Trump asserts that joining the partnership would result in the loss of American jobs to East-Asian nations where labor is significantly cheaper. This, in theory, would hurt U.S. workers and the companies who employ them. But one cannot know definitively that the passage of the TPP will have these effects. Perhaps the reason Trump is so vehemently opposed to the TPP is because he sees it as an extension of NAFTA, a pact whose effects cannot be clearly classified as good or bad.

The North American Free Trade Agreement is a trade pact between the nations of Mexico, Canada and the United States. It was established for basically the same reasons as the Trans-Pacific Partnership: to bolster trade, remove limiting tariffs and raise interest in corporate investment. Since its enactment over twenty years ago, NAFTA has elicited mixed reviews.

Some, such as Trump, argue that the agreement resulted in a number of detrimental effects. For instance the strength of American trade unions declined, U.S. jobs (especially in the manufacturing sector) were outsourced to Mexico and wages for some citizens decreased. Furthermore, increased industrialization came at the cost of environmental exploitation; in Canada shale fields destroyed natural spaces while massive factories in Mexico tore up the land. On the opposite end of the spectrum, those who support NAFTA point out that it greatly increased trade, removed much-despised tariffs and boosted member economies. In addition the cost of imported goods such as oil and food decreased.

Regardless of whether one believes NAFTA was a success or a failure, it is Trump who will be doing the negotiating with Mexico and Canada in the near future. And it was also Trump who withdrew the U.S. from TPP, thereby negating years of work not just by Obama, but the other 11 affiliated nations as well. Our president has done these things in the name of preservation and national primacy; he believes by cutting ties to other economies American fiscal health can be maintained and improved. Although focusing energy on domestic development will probably yield more jobs and boost GDP, one must consider what is being sacrificed in return. Is a slightly better economy really worth the dismantling of strategic, peace-preserving alliances?

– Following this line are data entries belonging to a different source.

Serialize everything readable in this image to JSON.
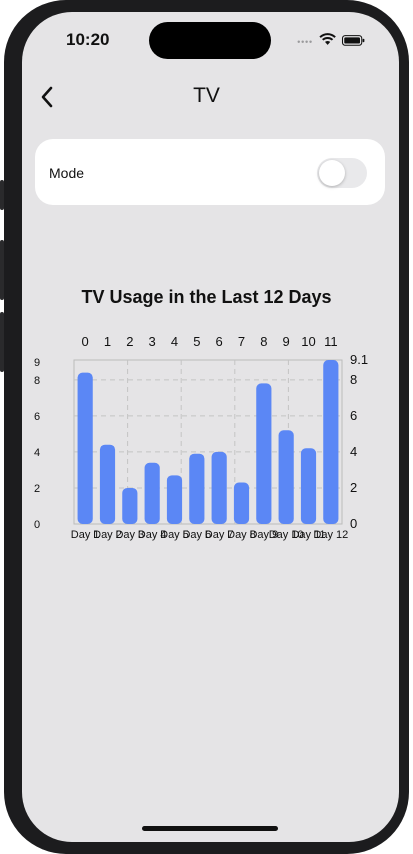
{
  "status_bar": {
    "time": "10:20",
    "icons": [
      "cellular-dots-icon",
      "wifi-icon",
      "battery-icon"
    ]
  },
  "nav": {
    "title": "TV",
    "back_icon": "chevron-left-icon"
  },
  "settings_card": {
    "mode_label": "Mode",
    "mode_toggle_on": false
  },
  "colors": {
    "bar": "#5b87f5",
    "background": "#e5e4e6",
    "card": "#ffffff"
  },
  "chart_title": "TV Usage in the Last 12 Days",
  "chart_data": {
    "type": "bar",
    "title": "TV Usage in the Last 12 Days",
    "categories": [
      "Day 1",
      "Day 2",
      "Day 3",
      "Day 4",
      "Day 5",
      "Day 6",
      "Day 7",
      "Day 8",
      "Day 9",
      "Day 10",
      "Day 11",
      "Day 12"
    ],
    "top_index_labels": [
      "0",
      "1",
      "2",
      "3",
      "4",
      "5",
      "6",
      "7",
      "8",
      "9",
      "10",
      "11"
    ],
    "values": [
      8.4,
      4.4,
      2.0,
      3.4,
      2.7,
      3.9,
      4.0,
      2.3,
      7.8,
      5.2,
      4.2,
      9.1
    ],
    "left_ticks": [
      "0",
      "2",
      "4",
      "6",
      "8",
      "9"
    ],
    "right_ticks": [
      "0",
      "2",
      "4",
      "6",
      "8",
      "9.1"
    ],
    "ylim": [
      0,
      9.1
    ],
    "grid": "dashed",
    "xlabel": "",
    "ylabel": ""
  }
}
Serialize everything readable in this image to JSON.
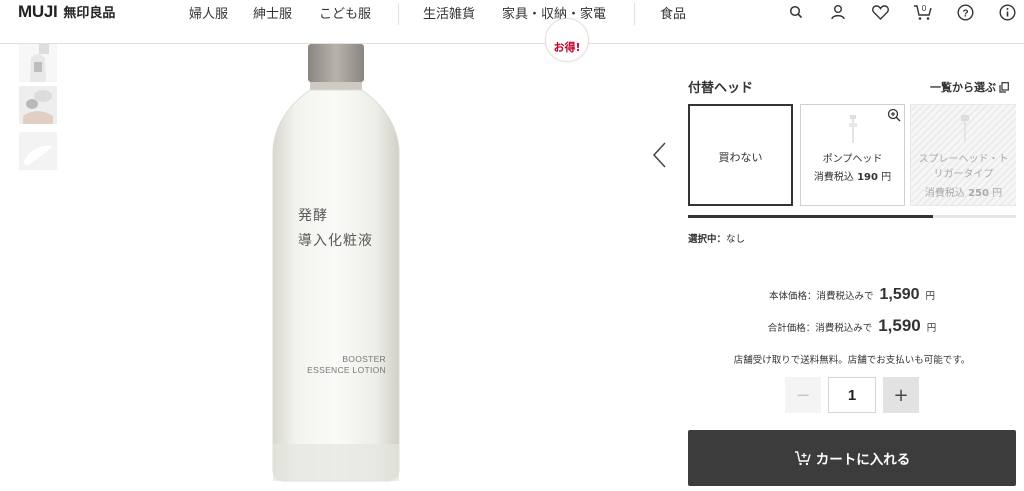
{
  "header": {
    "logo_en": "MUJI",
    "logo_jp": "無印良品",
    "nav": [
      "婦人服",
      "紳士服",
      "こども服",
      "生活雑貨",
      "家具・収納・家電",
      "食品"
    ],
    "icons": [
      "search-icon",
      "account-icon",
      "favorite-icon",
      "cart-icon",
      "help-icon",
      "info-icon"
    ],
    "cart_count": "0"
  },
  "product": {
    "badge": "お得!",
    "bottle_jp": [
      "発酵",
      "導入化粧液"
    ],
    "bottle_en": [
      "BOOSTER",
      "ESSENCE LOTION"
    ]
  },
  "options": {
    "title": "付替ヘッド",
    "list_link": "一覧から選ぶ",
    "items": [
      {
        "name": "買わない",
        "price_prefix": "",
        "price": "",
        "unit": ""
      },
      {
        "name": "ポンプヘッド",
        "price_prefix": "消費税込 ",
        "price": "190",
        "unit": " 円"
      },
      {
        "name": "スプレーヘッド・トリガータイプ",
        "name_line1": "スプレーヘッド・ト",
        "name_line2": "リガータイプ",
        "price_prefix": "消費税込 ",
        "price": "250",
        "unit": " 円"
      }
    ],
    "selection_label": "選択中：",
    "selection_value": "なし"
  },
  "pricing": {
    "base_label": "本体価格：消費税込みで",
    "base_value": "1,590",
    "total_label": "合計価格：消費税込みで",
    "total_value": "1,590",
    "yen": "円",
    "note": "店舗受け取りで送料無料。店舗でお支払いも可能です。"
  },
  "quantity": {
    "value": "1",
    "minus": "−",
    "plus": "+"
  },
  "cart": {
    "label": "カートに入れる"
  },
  "colors": {
    "dark": "#3c3c3c",
    "accent": "#c6002b"
  }
}
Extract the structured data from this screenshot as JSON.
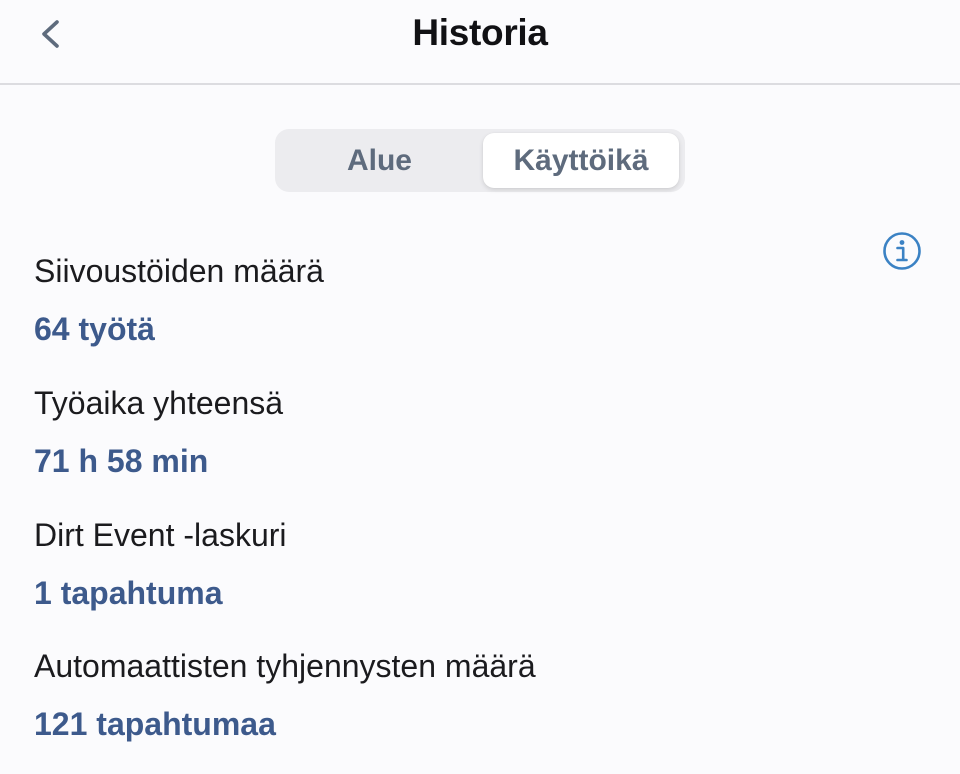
{
  "header": {
    "title": "Historia",
    "back_icon": "chevron-left-icon"
  },
  "tabs": [
    {
      "label": "Alue",
      "selected": false
    },
    {
      "label": "Käyttöikä",
      "selected": true
    }
  ],
  "info_icon": "info-circle-icon",
  "stats": [
    {
      "label": "Siivoustöiden määrä",
      "value": "64 työtä"
    },
    {
      "label": "Työaika yhteensä",
      "value": "71 h 58 min"
    },
    {
      "label": "Dirt Event -laskuri",
      "value": "1 tapahtuma"
    },
    {
      "label": "Automaattisten tyhjennysten määrä",
      "value": "121 tapahtumaa"
    }
  ],
  "colors": {
    "accent_value": "#3d5a8c",
    "segment_text": "#5e6b7d",
    "info_icon": "#3b82c4",
    "back_icon": "#5e6b7d"
  }
}
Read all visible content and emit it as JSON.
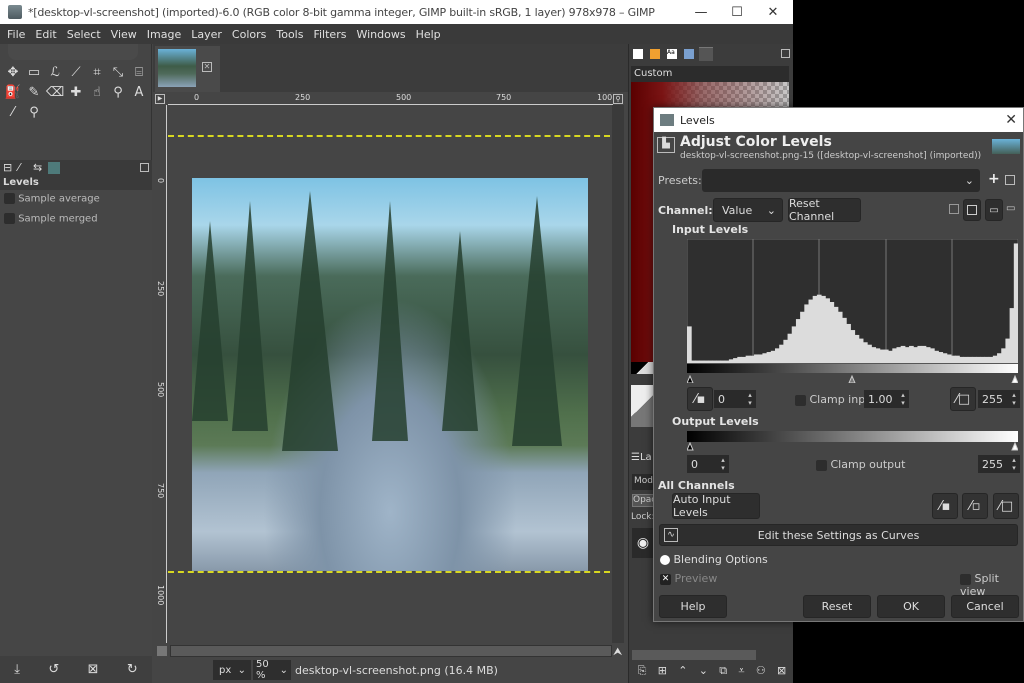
{
  "window": {
    "title": "*[desktop-vl-screenshot] (imported)-6.0 (RGB color 8-bit gamma integer, GIMP built-in sRGB, 1 layer) 978x978 – GIMP",
    "minimize": "—",
    "maximize": "☐",
    "close": "✕"
  },
  "menubar": [
    "File",
    "Edit",
    "Select",
    "View",
    "Image",
    "Layer",
    "Colors",
    "Tools",
    "Filters",
    "Windows",
    "Help"
  ],
  "toolbox": {
    "tools": [
      {
        "name": "move-tool",
        "glyph": "✥"
      },
      {
        "name": "rect-select-tool",
        "glyph": "▭"
      },
      {
        "name": "free-select-tool",
        "glyph": "ℒ"
      },
      {
        "name": "fuzzy-select-tool",
        "glyph": "⟋"
      },
      {
        "name": "crop-tool",
        "glyph": "⌗"
      },
      {
        "name": "unified-transform-tool",
        "glyph": "⤡"
      },
      {
        "name": "warp-transform-tool",
        "glyph": "⌸"
      },
      {
        "name": "bucket-fill-tool",
        "glyph": "⛽"
      },
      {
        "name": "paintbrush-tool",
        "glyph": "✎"
      },
      {
        "name": "eraser-tool",
        "glyph": "⌫"
      },
      {
        "name": "heal-tool",
        "glyph": "✚"
      },
      {
        "name": "smudge-tool",
        "glyph": "☝"
      },
      {
        "name": "dodge-burn-tool",
        "glyph": "⚲"
      },
      {
        "name": "text-tool",
        "glyph": "A"
      },
      {
        "name": "color-picker-tool",
        "glyph": "⁄"
      },
      {
        "name": "zoom-tool",
        "glyph": "⚲"
      }
    ],
    "fg_color": "#6a0000",
    "bg_color": "#ffffff",
    "tool_options_title": "Levels",
    "options": [
      "Sample average",
      "Sample merged"
    ]
  },
  "canvas": {
    "ruler_h": [
      "0",
      "250",
      "500",
      "750",
      "100"
    ],
    "ruler_v": [
      "0",
      "250",
      "500",
      "750",
      "1000"
    ],
    "unit": "px",
    "zoom": "50 %",
    "status": "desktop-vl-screenshot.png (16.4 MB)"
  },
  "right_dock": {
    "gradient_name": "Custom",
    "layers_tab": "La",
    "mode_label": "Mod",
    "opacity_label": "Opac",
    "lock_label": "Lock:"
  },
  "levels": {
    "window_title": "Levels",
    "header": "Adjust Color Levels",
    "subheader": "desktop-vl-screenshot.png-15 ([desktop-vl-screenshot] (imported))",
    "presets_label": "Presets:",
    "presets_value": "",
    "channel_label": "Channel:",
    "channel_value": "Value",
    "reset_channel": "Reset Channel",
    "input_levels_label": "Input Levels",
    "input_low": "0",
    "gamma": "1.00",
    "input_high": "255",
    "clamp_input": "Clamp input",
    "output_levels_label": "Output Levels",
    "output_low": "0",
    "output_high": "255",
    "clamp_output": "Clamp output",
    "all_channels_label": "All Channels",
    "auto_input": "Auto Input Levels",
    "edit_curves": "Edit these Settings as Curves",
    "blending_options": "Blending Options",
    "preview": "Preview",
    "preview_checked": true,
    "split_view": "Split view",
    "help": "Help",
    "reset": "Reset",
    "ok": "OK",
    "cancel": "Cancel",
    "histogram": [
      0.3,
      0.02,
      0.02,
      0.02,
      0.02,
      0.02,
      0.02,
      0.02,
      0.02,
      0.02,
      0.03,
      0.04,
      0.05,
      0.05,
      0.06,
      0.06,
      0.07,
      0.07,
      0.08,
      0.09,
      0.1,
      0.12,
      0.15,
      0.19,
      0.24,
      0.3,
      0.36,
      0.42,
      0.48,
      0.52,
      0.55,
      0.56,
      0.55,
      0.53,
      0.5,
      0.46,
      0.42,
      0.37,
      0.32,
      0.27,
      0.23,
      0.2,
      0.17,
      0.15,
      0.13,
      0.12,
      0.11,
      0.11,
      0.1,
      0.12,
      0.13,
      0.14,
      0.13,
      0.14,
      0.13,
      0.14,
      0.14,
      0.13,
      0.12,
      0.1,
      0.09,
      0.08,
      0.07,
      0.06,
      0.06,
      0.05,
      0.05,
      0.05,
      0.05,
      0.05,
      0.05,
      0.05,
      0.05,
      0.06,
      0.08,
      0.12,
      0.2,
      0.45,
      0.98
    ]
  }
}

Prior to entering the Oval Office Trump was first and foremost a businessman. It seems his entrepreneurial aspirations have carried over into the presidency, as demonstrated in his feverish attempts to stimulate the economy. Unfortunately I fear that decades working in the Tycooniverse has rendered Trump ignorant of anything that does not pertain to wealth or personal benefit. Maybe I’m just not the kind of person who’s motivated by money, but even if I were I doubt I would put revenue before relationships. President Trump, on the other hand, seems to have no qualms about doing this. Whether his actions will permanently damage foreign relations, only time will tell. Until then I’m just going to hope the NAFTA negotiations go well, because I love cheap Mexican avocados and I really don’t want prices on imported produce to skyrocket.